Task requirements. Would you please copy each line below that includes the string "aliqua"?

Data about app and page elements
====
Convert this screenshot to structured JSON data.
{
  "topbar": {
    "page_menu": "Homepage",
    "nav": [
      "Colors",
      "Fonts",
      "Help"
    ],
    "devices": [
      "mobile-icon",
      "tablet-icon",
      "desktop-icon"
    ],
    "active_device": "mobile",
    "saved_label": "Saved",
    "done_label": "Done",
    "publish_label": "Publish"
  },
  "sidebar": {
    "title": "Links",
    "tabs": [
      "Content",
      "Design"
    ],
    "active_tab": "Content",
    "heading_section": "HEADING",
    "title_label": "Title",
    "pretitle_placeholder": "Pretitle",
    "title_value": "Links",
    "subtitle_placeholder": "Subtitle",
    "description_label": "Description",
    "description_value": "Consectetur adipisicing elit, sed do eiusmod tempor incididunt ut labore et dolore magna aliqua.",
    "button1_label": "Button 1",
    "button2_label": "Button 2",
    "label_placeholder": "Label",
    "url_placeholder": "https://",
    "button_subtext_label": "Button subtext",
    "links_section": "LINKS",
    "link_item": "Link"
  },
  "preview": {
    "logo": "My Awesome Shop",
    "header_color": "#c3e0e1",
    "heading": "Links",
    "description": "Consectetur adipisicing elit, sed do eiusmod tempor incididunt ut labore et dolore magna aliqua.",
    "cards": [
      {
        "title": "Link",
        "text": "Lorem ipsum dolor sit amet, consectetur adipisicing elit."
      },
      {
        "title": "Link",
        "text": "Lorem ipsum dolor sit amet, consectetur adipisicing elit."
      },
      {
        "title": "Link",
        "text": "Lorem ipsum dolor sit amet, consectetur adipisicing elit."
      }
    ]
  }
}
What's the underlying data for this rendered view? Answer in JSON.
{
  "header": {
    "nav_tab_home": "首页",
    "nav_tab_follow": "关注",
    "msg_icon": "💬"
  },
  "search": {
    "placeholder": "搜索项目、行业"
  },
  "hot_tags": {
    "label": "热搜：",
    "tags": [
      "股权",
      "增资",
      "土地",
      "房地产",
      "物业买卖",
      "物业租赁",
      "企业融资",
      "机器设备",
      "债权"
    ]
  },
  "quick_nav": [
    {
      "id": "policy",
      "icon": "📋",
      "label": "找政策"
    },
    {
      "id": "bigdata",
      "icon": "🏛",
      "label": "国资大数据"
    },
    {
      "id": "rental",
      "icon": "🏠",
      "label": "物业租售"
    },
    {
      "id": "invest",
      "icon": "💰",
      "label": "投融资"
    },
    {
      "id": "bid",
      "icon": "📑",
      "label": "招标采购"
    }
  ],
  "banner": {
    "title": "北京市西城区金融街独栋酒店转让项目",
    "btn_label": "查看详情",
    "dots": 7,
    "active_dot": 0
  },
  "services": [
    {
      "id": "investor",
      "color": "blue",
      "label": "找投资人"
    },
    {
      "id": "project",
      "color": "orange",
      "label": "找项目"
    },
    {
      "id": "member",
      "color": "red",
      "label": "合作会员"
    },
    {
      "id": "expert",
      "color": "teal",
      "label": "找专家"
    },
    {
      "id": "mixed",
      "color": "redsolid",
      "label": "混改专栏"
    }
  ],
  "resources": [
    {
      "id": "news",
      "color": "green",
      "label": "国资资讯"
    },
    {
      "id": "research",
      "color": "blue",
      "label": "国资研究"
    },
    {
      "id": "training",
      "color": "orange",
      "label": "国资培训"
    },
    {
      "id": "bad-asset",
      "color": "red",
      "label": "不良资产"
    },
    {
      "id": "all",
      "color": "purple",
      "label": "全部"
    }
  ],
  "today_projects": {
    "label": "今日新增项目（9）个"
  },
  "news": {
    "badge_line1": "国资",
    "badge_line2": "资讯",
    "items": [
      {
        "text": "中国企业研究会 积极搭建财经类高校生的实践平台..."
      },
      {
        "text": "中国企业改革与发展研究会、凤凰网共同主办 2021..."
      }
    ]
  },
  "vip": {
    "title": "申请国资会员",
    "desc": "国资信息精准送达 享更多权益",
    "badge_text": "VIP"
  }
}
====
Reply to the task.
    "description_value": "Consectetur adipisicing elit, sed do eiusmod tempor incididunt ut labore et dolore magna aliqua.",
    "description": "Consectetur adipisicing elit, sed do eiusmod tempor incididunt ut labore et dolore magna aliqua.",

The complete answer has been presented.